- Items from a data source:
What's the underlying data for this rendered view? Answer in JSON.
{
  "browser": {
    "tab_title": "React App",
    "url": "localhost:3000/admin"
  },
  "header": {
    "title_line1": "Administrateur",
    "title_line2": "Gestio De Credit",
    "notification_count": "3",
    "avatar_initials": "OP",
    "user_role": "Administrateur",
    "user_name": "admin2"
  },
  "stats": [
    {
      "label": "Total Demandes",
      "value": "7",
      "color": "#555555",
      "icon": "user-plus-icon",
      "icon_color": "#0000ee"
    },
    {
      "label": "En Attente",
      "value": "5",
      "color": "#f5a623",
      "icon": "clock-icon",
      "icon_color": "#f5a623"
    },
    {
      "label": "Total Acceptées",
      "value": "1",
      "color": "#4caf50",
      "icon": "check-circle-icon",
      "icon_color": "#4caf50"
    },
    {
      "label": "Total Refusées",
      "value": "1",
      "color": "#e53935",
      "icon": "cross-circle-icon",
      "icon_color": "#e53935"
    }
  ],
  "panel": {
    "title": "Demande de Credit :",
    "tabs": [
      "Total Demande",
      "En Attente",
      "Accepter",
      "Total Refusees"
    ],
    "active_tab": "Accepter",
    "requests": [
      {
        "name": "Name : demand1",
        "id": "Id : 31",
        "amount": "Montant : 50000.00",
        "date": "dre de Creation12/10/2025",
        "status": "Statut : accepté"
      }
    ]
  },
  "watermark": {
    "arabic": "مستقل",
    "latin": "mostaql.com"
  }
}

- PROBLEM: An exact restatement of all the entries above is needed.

- PROBLEM SOLUTION:
What's the underlying data for this rendered view? Answer in JSON.
{
  "browser": {
    "tab_title": "React App",
    "url": "localhost:3000/admin"
  },
  "header": {
    "title_line1": "Administrateur",
    "title_line2": "Gestio De Credit",
    "notification_count": "3",
    "avatar_initials": "OP",
    "user_role": "Administrateur",
    "user_name": "admin2"
  },
  "stats": [
    {
      "label": "Total Demandes",
      "value": "7",
      "color": "#555555",
      "icon": "user-plus-icon",
      "icon_color": "#0000ee"
    },
    {
      "label": "En Attente",
      "value": "5",
      "color": "#f5a623",
      "icon": "clock-icon",
      "icon_color": "#f5a623"
    },
    {
      "label": "Total Acceptées",
      "value": "1",
      "color": "#4caf50",
      "icon": "check-circle-icon",
      "icon_color": "#4caf50"
    },
    {
      "label": "Total Refusées",
      "value": "1",
      "color": "#e53935",
      "icon": "cross-circle-icon",
      "icon_color": "#e53935"
    }
  ],
  "panel": {
    "title": "Demande de Credit :",
    "tabs": [
      "Total Demande",
      "En Attente",
      "Accepter",
      "Total Refusees"
    ],
    "active_tab": "Accepter",
    "requests": [
      {
        "name": "Name : demand1",
        "id": "Id : 31",
        "amount": "Montant : 50000.00",
        "date": "dre de Creation12/10/2025",
        "status": "Statut : accepté"
      }
    ]
  },
  "watermark": {
    "arabic": "مستقل",
    "latin": "mostaql.com"
  }
}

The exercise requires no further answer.